Annette Scott
5 years ago

Well, I suppose this just means that there is a bit more competition around now and that the big names need to lift their game by lowering their prices. We are paying such exorbitant prices for so many products compared to the prices consumers pay in other countries – it will be good to start getting a fair go!

David Shopper
David Shopper
5 years ago

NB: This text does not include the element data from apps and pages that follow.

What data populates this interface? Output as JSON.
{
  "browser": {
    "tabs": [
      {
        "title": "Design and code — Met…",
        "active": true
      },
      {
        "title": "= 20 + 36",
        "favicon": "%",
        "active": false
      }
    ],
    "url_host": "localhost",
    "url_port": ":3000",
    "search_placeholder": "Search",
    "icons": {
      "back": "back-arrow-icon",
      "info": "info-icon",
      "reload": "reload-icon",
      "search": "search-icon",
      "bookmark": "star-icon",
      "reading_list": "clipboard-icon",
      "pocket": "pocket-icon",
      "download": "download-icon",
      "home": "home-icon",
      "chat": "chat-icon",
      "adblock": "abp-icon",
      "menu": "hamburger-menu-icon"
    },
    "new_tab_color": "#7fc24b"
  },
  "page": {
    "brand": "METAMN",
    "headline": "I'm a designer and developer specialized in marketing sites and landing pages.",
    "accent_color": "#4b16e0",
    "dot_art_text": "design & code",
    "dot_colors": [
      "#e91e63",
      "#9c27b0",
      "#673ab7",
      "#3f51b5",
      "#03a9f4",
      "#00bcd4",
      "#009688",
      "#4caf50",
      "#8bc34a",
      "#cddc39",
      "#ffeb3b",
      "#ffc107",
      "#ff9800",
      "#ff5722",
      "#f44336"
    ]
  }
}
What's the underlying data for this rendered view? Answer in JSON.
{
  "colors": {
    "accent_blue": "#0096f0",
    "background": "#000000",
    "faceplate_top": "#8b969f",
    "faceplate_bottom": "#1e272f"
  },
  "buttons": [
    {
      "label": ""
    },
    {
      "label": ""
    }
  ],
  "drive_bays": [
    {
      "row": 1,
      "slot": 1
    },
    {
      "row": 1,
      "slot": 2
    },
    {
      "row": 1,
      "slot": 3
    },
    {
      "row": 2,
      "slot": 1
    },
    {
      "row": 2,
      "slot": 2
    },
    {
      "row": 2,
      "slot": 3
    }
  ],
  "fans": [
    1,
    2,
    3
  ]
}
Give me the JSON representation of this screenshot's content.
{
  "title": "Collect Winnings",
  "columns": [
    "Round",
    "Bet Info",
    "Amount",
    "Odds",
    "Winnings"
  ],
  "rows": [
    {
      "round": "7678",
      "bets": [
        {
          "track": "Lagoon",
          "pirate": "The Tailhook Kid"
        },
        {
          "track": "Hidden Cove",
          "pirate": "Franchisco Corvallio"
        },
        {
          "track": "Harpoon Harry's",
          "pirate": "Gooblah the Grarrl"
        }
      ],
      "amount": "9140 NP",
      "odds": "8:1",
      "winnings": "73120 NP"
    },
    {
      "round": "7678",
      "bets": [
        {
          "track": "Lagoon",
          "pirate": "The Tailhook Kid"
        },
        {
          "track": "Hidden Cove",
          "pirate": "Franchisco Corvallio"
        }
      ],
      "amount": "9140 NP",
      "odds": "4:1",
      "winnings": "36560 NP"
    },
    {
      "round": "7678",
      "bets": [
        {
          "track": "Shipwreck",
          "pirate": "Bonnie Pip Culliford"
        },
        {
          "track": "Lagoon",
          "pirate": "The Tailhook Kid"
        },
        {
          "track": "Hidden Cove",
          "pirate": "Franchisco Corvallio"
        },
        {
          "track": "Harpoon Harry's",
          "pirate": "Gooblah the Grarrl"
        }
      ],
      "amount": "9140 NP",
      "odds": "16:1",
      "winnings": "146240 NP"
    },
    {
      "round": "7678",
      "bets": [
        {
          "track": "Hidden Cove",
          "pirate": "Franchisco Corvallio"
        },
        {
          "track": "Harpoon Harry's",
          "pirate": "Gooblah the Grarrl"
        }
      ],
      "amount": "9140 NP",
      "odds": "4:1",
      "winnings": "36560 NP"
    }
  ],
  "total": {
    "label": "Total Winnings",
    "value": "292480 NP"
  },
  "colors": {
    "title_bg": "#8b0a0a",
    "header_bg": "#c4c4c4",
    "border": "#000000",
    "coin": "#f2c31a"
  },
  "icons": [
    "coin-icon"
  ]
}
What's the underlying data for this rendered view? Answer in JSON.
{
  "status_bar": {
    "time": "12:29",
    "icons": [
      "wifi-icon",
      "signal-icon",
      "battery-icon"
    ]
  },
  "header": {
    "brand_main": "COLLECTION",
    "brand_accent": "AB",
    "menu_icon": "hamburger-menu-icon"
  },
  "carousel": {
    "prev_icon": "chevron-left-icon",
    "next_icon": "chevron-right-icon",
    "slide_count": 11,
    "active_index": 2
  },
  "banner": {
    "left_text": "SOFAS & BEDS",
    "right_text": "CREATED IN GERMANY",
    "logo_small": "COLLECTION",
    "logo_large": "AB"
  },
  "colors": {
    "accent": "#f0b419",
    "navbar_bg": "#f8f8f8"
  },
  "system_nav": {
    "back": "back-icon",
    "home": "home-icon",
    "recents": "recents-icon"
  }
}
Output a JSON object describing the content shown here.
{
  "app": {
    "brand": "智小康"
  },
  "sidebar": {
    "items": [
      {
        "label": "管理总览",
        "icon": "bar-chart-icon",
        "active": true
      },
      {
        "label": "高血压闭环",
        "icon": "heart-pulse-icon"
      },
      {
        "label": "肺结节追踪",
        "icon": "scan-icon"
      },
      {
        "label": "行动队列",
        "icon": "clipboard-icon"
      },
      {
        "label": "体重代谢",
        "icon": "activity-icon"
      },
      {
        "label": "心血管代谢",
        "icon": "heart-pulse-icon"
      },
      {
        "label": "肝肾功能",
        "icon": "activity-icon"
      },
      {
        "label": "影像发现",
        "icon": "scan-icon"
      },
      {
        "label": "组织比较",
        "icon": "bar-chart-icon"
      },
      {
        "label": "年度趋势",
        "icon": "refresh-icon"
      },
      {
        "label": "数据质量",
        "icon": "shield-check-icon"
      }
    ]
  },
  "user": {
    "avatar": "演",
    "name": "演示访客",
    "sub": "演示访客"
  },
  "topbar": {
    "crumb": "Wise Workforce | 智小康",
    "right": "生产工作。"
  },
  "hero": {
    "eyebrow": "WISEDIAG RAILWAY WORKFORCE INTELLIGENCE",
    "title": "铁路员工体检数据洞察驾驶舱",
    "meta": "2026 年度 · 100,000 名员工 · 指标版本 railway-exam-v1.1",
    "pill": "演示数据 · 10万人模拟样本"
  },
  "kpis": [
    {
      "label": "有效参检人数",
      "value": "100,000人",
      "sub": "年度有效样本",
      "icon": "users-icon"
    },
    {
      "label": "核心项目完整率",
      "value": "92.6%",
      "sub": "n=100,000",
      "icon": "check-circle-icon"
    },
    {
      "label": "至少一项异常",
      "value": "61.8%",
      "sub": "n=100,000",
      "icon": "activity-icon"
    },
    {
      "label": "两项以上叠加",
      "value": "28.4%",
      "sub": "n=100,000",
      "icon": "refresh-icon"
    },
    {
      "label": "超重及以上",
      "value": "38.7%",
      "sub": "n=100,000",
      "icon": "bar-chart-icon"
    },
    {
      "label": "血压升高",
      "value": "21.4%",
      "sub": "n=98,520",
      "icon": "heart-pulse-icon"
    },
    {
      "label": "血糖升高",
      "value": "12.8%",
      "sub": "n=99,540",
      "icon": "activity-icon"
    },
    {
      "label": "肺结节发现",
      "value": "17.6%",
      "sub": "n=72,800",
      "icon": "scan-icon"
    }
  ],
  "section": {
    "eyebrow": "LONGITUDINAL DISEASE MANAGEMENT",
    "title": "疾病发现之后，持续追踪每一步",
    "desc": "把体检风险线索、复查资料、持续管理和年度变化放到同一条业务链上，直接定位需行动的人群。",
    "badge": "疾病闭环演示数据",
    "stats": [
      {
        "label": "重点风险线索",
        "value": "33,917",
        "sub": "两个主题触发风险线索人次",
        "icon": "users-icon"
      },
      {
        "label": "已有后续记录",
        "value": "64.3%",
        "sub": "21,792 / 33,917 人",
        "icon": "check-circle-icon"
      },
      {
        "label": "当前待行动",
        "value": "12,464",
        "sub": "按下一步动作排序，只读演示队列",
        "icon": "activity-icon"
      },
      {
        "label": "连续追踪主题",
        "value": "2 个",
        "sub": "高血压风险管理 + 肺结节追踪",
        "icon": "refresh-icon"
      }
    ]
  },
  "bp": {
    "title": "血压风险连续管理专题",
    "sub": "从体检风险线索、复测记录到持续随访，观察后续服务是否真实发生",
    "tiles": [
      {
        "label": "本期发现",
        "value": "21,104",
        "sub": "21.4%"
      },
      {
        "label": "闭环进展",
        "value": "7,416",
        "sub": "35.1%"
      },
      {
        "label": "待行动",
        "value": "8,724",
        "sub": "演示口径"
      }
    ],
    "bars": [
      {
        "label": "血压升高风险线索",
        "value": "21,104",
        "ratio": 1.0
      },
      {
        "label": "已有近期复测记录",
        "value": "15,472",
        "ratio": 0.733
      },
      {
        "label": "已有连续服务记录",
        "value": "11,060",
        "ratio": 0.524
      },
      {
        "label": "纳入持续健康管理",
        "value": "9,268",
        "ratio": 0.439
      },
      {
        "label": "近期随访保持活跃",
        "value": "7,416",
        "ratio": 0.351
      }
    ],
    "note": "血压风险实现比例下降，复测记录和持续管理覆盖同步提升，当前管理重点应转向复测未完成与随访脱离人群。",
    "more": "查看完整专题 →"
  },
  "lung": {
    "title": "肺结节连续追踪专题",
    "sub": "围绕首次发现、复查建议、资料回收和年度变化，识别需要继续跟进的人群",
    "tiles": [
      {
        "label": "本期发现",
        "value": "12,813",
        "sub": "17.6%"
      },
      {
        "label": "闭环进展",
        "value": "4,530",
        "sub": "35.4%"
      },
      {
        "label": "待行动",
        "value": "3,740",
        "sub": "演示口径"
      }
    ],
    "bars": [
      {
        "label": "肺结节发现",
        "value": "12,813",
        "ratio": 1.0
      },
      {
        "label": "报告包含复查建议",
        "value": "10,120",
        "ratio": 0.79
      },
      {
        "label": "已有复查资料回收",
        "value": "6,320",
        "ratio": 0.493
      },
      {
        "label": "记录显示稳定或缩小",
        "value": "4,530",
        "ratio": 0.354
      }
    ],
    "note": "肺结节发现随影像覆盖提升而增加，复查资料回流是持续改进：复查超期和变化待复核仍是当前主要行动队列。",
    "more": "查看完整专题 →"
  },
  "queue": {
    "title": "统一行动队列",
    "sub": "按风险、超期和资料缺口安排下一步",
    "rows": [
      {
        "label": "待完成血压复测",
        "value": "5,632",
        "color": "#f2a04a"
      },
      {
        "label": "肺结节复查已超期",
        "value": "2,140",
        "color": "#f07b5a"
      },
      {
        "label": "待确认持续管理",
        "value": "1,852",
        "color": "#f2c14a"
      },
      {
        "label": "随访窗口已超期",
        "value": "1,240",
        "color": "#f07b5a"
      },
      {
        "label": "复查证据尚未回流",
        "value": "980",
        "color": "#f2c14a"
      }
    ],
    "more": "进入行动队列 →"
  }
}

Reject Shop does not sell the products that originally made it famous. Reject now sells product lines that competes with established retailers, such as Woolworths, Coles, Myers and Bunning.
Reject has lost its originality of being Reject.
From Reject, we cannot buy: fluorescent light bulbs (very popular); functional brooms such as brooms to sweep concrete surface; white plastic coat hangers popular design that no other retailers can compete; DVD casings of high quality; bulk blank DVDs; computer carrying bag; office stationery; garden lobbers; and most important of all are the “niche” product that are not sold by other established retailers.
“Go-Lo” retailer sells Reject shop products, but “Go-Lo” stores are hard to find, where are they?
I used to love to shop at Reject and always come out with more goods purchase than I set set to buy.
Now, I come out of Reject with a “grumble” because they do not sell the products I set out to buy.
Reject has changed. Reject has lost its character.
It is no longer a “niche” shop as the original meaning of “Reject”.

5 years ago

The Reject Shop, as Mortimer believes some of the products at Aldi “reflect what’s sold in The Reject Shop”. The company reported a 1.9 per cent gross profit margin fall across the last financial year.